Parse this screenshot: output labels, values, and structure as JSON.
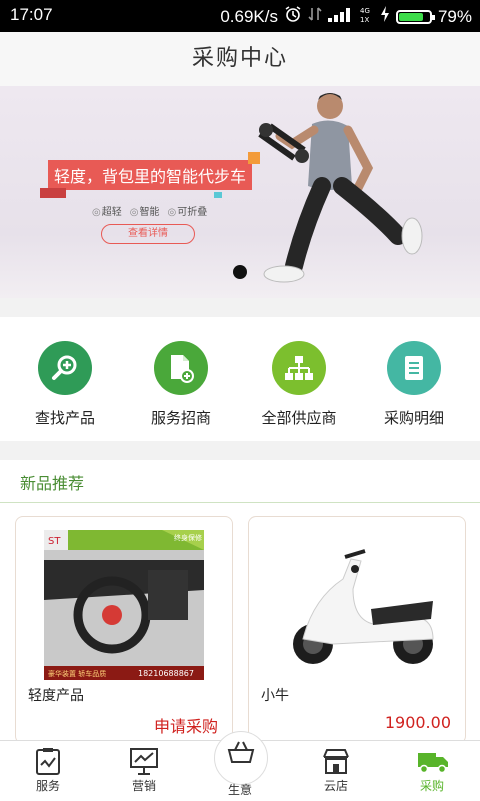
{
  "status_bar": {
    "time": "17:07",
    "speed": "0.69K/s",
    "battery": "79%",
    "battery_level": 0.79
  },
  "header": {
    "title": "采购中心"
  },
  "banner": {
    "headline": "轻度，背包里的智能代步车",
    "features": [
      "超轻",
      "智能",
      "可折叠"
    ],
    "button_label": "查看详情"
  },
  "quick_actions": [
    {
      "label": "查找产品",
      "icon": "search-plus-icon",
      "color": "#2f9b57"
    },
    {
      "label": "服务招商",
      "icon": "document-add-icon",
      "color": "#4aa83a"
    },
    {
      "label": "全部供应商",
      "icon": "org-chart-icon",
      "color": "#7cbf2e"
    },
    {
      "label": "采购明细",
      "icon": "list-document-icon",
      "color": "#44b7a3"
    }
  ],
  "new_products": {
    "title": "新品推荐",
    "items": [
      {
        "name": "轻度产品",
        "price": "申请采购",
        "img_text": {
          "ribbon": "终身保修",
          "phone": "18210688867",
          "caption": "豪华装置  轿车品质"
        }
      },
      {
        "name": "小牛",
        "price": "1900.00"
      }
    ]
  },
  "tabbar": {
    "items": [
      {
        "label": "服务",
        "icon": "clipboard-chart-icon"
      },
      {
        "label": "营销",
        "icon": "presentation-board-icon"
      },
      {
        "label": "生意",
        "icon": "basket-icon"
      },
      {
        "label": "云店",
        "icon": "storefront-icon"
      },
      {
        "label": "采购",
        "icon": "delivery-truck-icon",
        "active": true
      }
    ],
    "accent": "#58b42a"
  }
}
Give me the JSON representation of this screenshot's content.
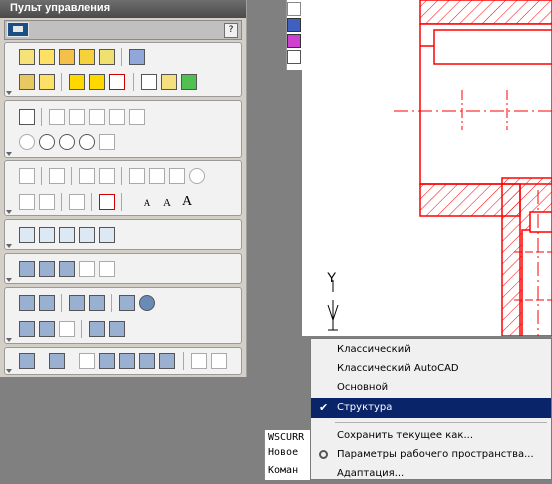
{
  "panel": {
    "title": "Пульт управления",
    "help_label": "?"
  },
  "toolbar_text": {
    "text_small": "A",
    "text_medium": "A",
    "text_large": "A"
  },
  "menu": {
    "items": [
      {
        "label": "Классический",
        "checked": false
      },
      {
        "label": "Классический AutoCAD",
        "checked": false
      },
      {
        "label": "Основной",
        "checked": false
      },
      {
        "label": "Структура",
        "checked": true
      },
      {
        "label": "Сохранить текущее как..."
      },
      {
        "label": "Параметры рабочего пространства..."
      },
      {
        "label": "Адаптация..."
      }
    ],
    "check_glyph": "✔"
  },
  "command": {
    "lines": [
      "WSCURR",
      "Новое",
      "Коман"
    ]
  },
  "ucs": {
    "y_label": "Y"
  },
  "colors": {
    "selected": "#0a246a",
    "hatch": "#ff0000"
  }
}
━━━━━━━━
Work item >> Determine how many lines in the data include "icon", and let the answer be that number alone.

Exercise output >> 9